Only the lines from the one containing "What data populates" through the end of the data below are to be repeated, exactly as given, without pictures.

Segment Start: PROVIDED RECORDS

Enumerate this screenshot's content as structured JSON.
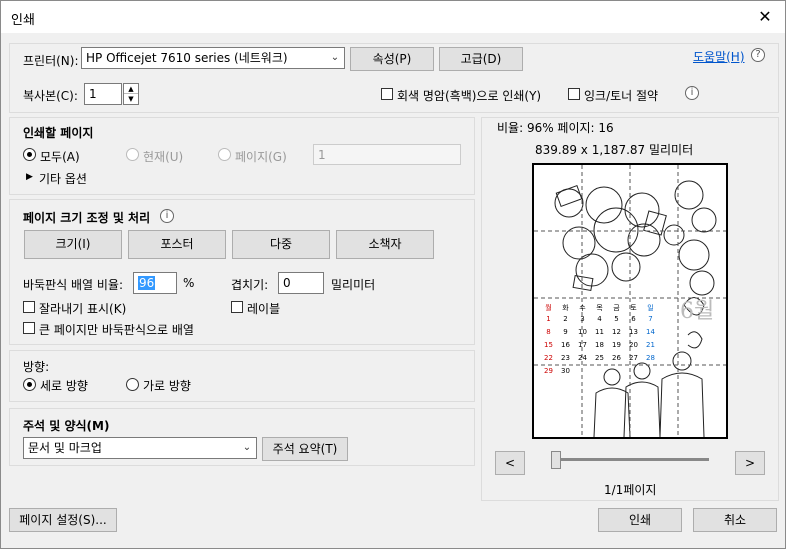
{
  "window": {
    "title": "인쇄"
  },
  "printer": {
    "label": "프린터(N):",
    "selected": "HP Officejet 7610 series (네트워크)",
    "properties_button": "속성(P)",
    "advanced_button": "고급(D)",
    "help_link": "도움말(H)"
  },
  "copies": {
    "label": "복사본(C):",
    "value": "1"
  },
  "options": {
    "grayscale_label": "회색 명암(흑백)으로 인쇄(Y)",
    "save_ink_label": "잉크/토너 절약"
  },
  "pages_to_print": {
    "heading": "인쇄할 페이지",
    "all_label": "모두(A)",
    "current_label": "현재(U)",
    "pages_label": "페이지(G)",
    "pages_value": "1",
    "more_options_label": "기타 옵션"
  },
  "page_sizing": {
    "heading": "페이지 크기 조정 및 처리",
    "tabs": [
      "크기(I)",
      "포스터",
      "다중",
      "소책자"
    ],
    "tile_scale_label": "바둑판식 배열 비율:",
    "tile_scale_value": "96",
    "percent_symbol": "%",
    "overlap_label": "겹치기:",
    "overlap_value": "0",
    "overlap_unit": "밀리미터",
    "cut_marks_label": "잘라내기 표시(K)",
    "labels_label": "레이블",
    "tile_large_label": "큰 페이지만 바둑판식으로 배열"
  },
  "orientation": {
    "heading": "방향:",
    "portrait_label": "세로 방향",
    "landscape_label": "가로 방향"
  },
  "comments": {
    "heading": "주석 및 양식(M)",
    "selected": "문서 및 마크업",
    "summarize_button": "주석 요약(T)"
  },
  "preview": {
    "scale_text": "비율: 96% 페이지: 16",
    "dimension_text": "839.89 x 1,187.87 밀리미터",
    "page_counter": "1/1페이지",
    "prev_label": "<",
    "next_label": ">",
    "slider_position": 0.0
  },
  "footer": {
    "page_setup_button": "페이지 설정(S)...",
    "print_button": "인쇄",
    "cancel_button": "취소"
  },
  "calendar": {
    "month": "6월",
    "header": [
      "월",
      "화",
      "수",
      "목",
      "금",
      "토",
      "일"
    ],
    "rows": [
      [
        "",
        "",
        "",
        "",
        "",
        "",
        ""
      ],
      [
        "1",
        "2",
        "3",
        "4",
        "5",
        "6",
        "7"
      ],
      [
        "8",
        "9",
        "10",
        "11",
        "12",
        "13",
        "14"
      ],
      [
        "15",
        "16",
        "17",
        "18",
        "19",
        "20",
        "21"
      ],
      [
        "22",
        "23",
        "24",
        "25",
        "26",
        "27",
        "28"
      ],
      [
        "29",
        "30",
        "",
        "",
        "",
        "",
        ""
      ]
    ]
  }
}
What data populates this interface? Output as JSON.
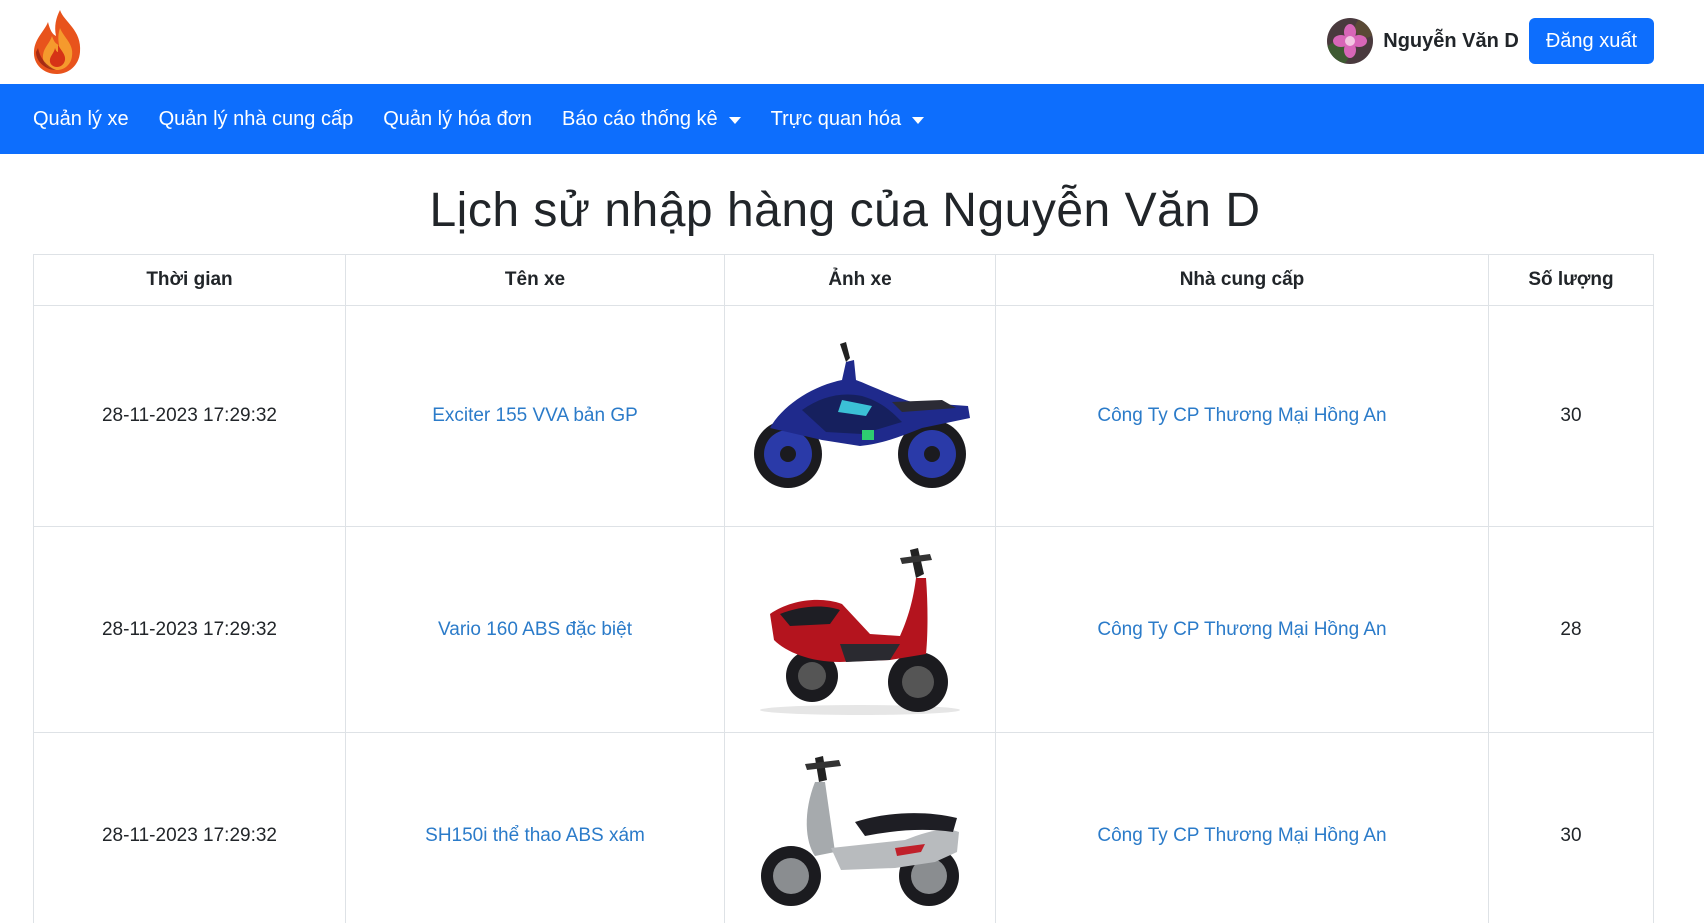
{
  "header": {
    "logo": "flame-logo",
    "user_name": "Nguyễn Văn D",
    "logout_label": "Đăng xuất"
  },
  "nav": {
    "items": [
      {
        "label": "Quản lý xe",
        "dropdown": false
      },
      {
        "label": "Quản lý nhà cung cấp",
        "dropdown": false
      },
      {
        "label": "Quản lý hóa đơn",
        "dropdown": false
      },
      {
        "label": "Báo cáo thống kê",
        "dropdown": true
      },
      {
        "label": "Trực quan hóa",
        "dropdown": true
      }
    ]
  },
  "page": {
    "title": "Lịch sử nhập hàng của Nguyễn Văn D"
  },
  "table": {
    "columns": [
      "Thời gian",
      "Tên xe",
      "Ảnh xe",
      "Nhà cung cấp",
      "Số lượng"
    ],
    "rows": [
      {
        "time": "28-11-2023 17:29:32",
        "bike_name": "Exciter 155 VVA bản GP",
        "image": "blue-sport-motorbike",
        "supplier": "Công Ty CP Thương Mại Hồng An",
        "quantity": "30"
      },
      {
        "time": "28-11-2023 17:29:32",
        "bike_name": "Vario 160 ABS đặc biệt",
        "image": "red-scooter",
        "supplier": "Công Ty CP Thương Mại Hồng An",
        "quantity": "28"
      },
      {
        "time": "28-11-2023 17:29:32",
        "bike_name": "SH150i thể thao ABS xám",
        "image": "grey-scooter",
        "supplier": "Công Ty CP Thương Mại Hồng An",
        "quantity": "30"
      }
    ]
  },
  "colors": {
    "primary": "#0d6efd",
    "link": "#2b7bc9",
    "border": "#dee2e6"
  }
}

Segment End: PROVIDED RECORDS

*TASK RESPONSE:*
What data populates this interface? Output as JSON.
{
  "header": {
    "logo": "flame-logo",
    "user_name": "Nguyễn Văn D",
    "logout_label": "Đăng xuất"
  },
  "nav": {
    "items": [
      {
        "label": "Quản lý xe",
        "dropdown": false
      },
      {
        "label": "Quản lý nhà cung cấp",
        "dropdown": false
      },
      {
        "label": "Quản lý hóa đơn",
        "dropdown": false
      },
      {
        "label": "Báo cáo thống kê",
        "dropdown": true
      },
      {
        "label": "Trực quan hóa",
        "dropdown": true
      }
    ]
  },
  "page": {
    "title": "Lịch sử nhập hàng của Nguyễn Văn D"
  },
  "table": {
    "columns": [
      "Thời gian",
      "Tên xe",
      "Ảnh xe",
      "Nhà cung cấp",
      "Số lượng"
    ],
    "rows": [
      {
        "time": "28-11-2023 17:29:32",
        "bike_name": "Exciter 155 VVA bản GP",
        "image": "blue-sport-motorbike",
        "supplier": "Công Ty CP Thương Mại Hồng An",
        "quantity": "30"
      },
      {
        "time": "28-11-2023 17:29:32",
        "bike_name": "Vario 160 ABS đặc biệt",
        "image": "red-scooter",
        "supplier": "Công Ty CP Thương Mại Hồng An",
        "quantity": "28"
      },
      {
        "time": "28-11-2023 17:29:32",
        "bike_name": "SH150i thể thao ABS xám",
        "image": "grey-scooter",
        "supplier": "Công Ty CP Thương Mại Hồng An",
        "quantity": "30"
      }
    ]
  },
  "colors": {
    "primary": "#0d6efd",
    "link": "#2b7bc9",
    "border": "#dee2e6"
  }
}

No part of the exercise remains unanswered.